### What is being asked
Take each line from the material below that includes the string "accent" and copy it.
**********
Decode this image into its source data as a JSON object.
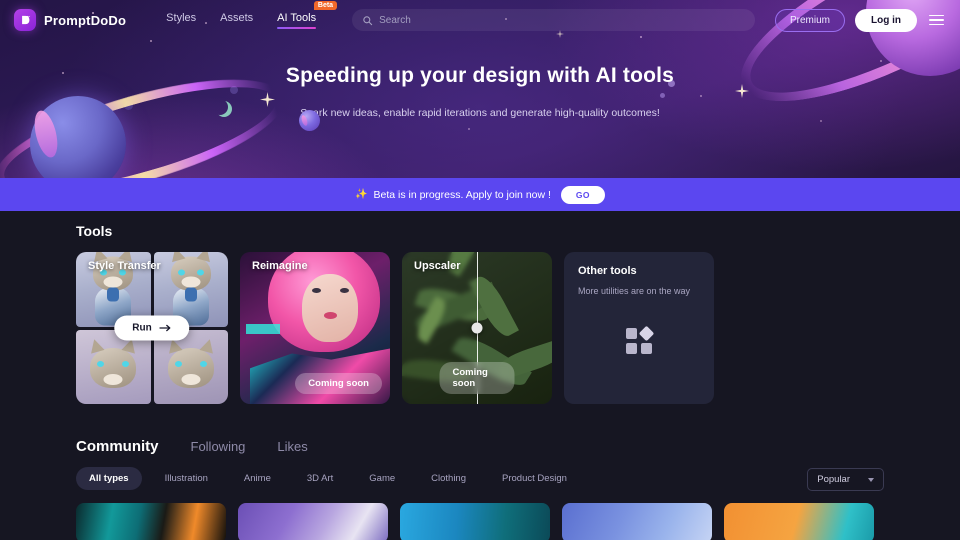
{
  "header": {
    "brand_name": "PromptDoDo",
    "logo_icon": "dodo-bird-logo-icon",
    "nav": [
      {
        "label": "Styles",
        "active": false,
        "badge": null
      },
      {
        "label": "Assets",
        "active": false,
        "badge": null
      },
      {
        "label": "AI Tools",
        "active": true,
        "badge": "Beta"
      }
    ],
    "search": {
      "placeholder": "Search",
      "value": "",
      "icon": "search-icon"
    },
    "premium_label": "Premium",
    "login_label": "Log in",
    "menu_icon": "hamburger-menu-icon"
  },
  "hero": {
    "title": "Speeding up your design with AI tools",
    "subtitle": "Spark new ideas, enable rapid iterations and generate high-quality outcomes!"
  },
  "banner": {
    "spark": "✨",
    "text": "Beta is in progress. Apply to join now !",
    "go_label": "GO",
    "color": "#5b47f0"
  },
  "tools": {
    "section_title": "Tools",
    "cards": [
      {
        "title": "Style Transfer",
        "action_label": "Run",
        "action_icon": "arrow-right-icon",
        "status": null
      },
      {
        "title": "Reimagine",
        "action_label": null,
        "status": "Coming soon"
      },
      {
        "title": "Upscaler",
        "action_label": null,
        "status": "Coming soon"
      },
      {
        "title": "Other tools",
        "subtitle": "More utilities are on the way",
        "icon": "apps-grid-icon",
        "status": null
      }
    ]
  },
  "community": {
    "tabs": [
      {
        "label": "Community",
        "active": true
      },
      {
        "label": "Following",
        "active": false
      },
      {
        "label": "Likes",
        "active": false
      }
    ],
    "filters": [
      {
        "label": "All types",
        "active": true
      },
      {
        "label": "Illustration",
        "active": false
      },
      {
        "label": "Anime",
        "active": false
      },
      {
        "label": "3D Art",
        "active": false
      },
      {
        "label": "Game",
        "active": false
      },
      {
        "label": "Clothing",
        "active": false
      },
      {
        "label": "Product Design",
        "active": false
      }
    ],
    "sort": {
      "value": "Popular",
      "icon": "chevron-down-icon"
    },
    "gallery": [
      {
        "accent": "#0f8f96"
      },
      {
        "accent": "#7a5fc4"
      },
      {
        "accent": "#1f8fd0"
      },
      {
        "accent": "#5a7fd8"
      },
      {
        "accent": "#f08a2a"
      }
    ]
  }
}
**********
### Final answer
        "accent": "#0f8f96"
        "accent": "#7a5fc4"
        "accent": "#1f8fd0"
        "accent": "#5a7fd8"
        "accent": "#f08a2a"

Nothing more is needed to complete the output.